People renting out their property in Kansas City through online services like Airbnb and Homeaway are likely to face a new batch of regulations soon.
Based on more than a year of public input, the city has drafted a proposal on how to regulate the home-sharing services, which currently are technically illegal in the city.
The proposal breaks the rental properties into two classes:
Type 1 properties — spaces that the owner occupies in addition to tenants — must first apply to the city to rent the property and pay $100 for a year-long permission. Each following year will run owners $50.
For Type 2 properties — non-owner occupied residences — it’s more complicated. If made law, the city will require Type 2 property owners to apply for a permit, pay a fee of $259 and then get consent signatures from the property’s neighbors. If hosts are unable to receive supporting signatures from 75 percent of the adjacent property owners, the host must go through the Special Use Permit process and have a hearing, for a fee of $596. The permit will be renewable every year for $50.
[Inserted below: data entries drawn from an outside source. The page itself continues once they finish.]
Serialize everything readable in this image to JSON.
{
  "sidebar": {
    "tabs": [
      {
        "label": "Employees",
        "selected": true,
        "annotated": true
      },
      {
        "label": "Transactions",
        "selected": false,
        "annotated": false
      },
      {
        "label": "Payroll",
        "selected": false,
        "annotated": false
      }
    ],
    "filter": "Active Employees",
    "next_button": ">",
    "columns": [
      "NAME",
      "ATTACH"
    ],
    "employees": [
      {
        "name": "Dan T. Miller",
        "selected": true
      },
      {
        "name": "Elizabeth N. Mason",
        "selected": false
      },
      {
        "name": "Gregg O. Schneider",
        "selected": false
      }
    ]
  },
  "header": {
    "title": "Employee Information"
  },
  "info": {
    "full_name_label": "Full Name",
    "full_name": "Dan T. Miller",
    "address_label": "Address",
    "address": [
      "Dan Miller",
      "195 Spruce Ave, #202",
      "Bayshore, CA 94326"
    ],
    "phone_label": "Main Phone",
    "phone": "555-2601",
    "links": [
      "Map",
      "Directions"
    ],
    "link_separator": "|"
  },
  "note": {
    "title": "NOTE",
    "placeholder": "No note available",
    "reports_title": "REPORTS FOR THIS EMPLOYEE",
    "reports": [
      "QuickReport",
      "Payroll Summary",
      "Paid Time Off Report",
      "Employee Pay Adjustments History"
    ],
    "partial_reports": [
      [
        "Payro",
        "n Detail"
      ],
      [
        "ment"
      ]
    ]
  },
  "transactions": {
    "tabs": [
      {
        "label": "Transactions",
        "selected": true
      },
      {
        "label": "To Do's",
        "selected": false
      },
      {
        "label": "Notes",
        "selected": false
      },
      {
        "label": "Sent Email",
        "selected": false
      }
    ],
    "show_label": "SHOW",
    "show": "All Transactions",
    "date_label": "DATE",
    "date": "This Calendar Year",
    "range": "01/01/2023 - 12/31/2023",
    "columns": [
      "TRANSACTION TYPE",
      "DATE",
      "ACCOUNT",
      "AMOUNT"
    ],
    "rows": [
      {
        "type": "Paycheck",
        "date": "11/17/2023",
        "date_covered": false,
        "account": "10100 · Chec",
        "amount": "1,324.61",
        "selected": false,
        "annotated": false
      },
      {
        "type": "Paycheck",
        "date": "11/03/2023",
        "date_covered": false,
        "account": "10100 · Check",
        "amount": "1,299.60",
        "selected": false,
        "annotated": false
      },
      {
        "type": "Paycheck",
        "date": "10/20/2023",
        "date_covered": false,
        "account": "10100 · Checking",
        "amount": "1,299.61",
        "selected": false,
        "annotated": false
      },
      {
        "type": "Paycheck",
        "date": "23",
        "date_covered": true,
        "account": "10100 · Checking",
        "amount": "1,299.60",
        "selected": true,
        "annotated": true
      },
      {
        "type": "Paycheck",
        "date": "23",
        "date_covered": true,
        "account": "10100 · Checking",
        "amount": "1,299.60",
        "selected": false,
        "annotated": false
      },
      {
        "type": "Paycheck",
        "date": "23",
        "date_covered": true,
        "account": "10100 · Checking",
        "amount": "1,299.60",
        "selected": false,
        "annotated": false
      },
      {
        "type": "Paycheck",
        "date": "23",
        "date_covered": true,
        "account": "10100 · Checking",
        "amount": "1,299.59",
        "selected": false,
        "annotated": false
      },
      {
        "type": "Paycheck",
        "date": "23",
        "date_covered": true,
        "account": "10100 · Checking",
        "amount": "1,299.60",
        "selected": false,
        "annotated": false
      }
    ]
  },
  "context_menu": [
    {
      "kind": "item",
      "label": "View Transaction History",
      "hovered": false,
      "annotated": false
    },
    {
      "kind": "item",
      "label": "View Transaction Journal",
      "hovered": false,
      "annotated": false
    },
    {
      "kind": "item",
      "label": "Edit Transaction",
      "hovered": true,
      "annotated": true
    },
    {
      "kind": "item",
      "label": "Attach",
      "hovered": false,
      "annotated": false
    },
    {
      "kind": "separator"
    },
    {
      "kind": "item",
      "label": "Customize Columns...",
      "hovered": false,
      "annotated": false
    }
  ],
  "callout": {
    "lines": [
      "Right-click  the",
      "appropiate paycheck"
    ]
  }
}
Airbnb derided the proposal in a statement. “While we’re appreciative to the city for the inclusive and transparent process they’ve led to this point, this ordinance as currently written would create one of the most restrictive and burdensome short-term rental regulatory structures in the country,” the company said.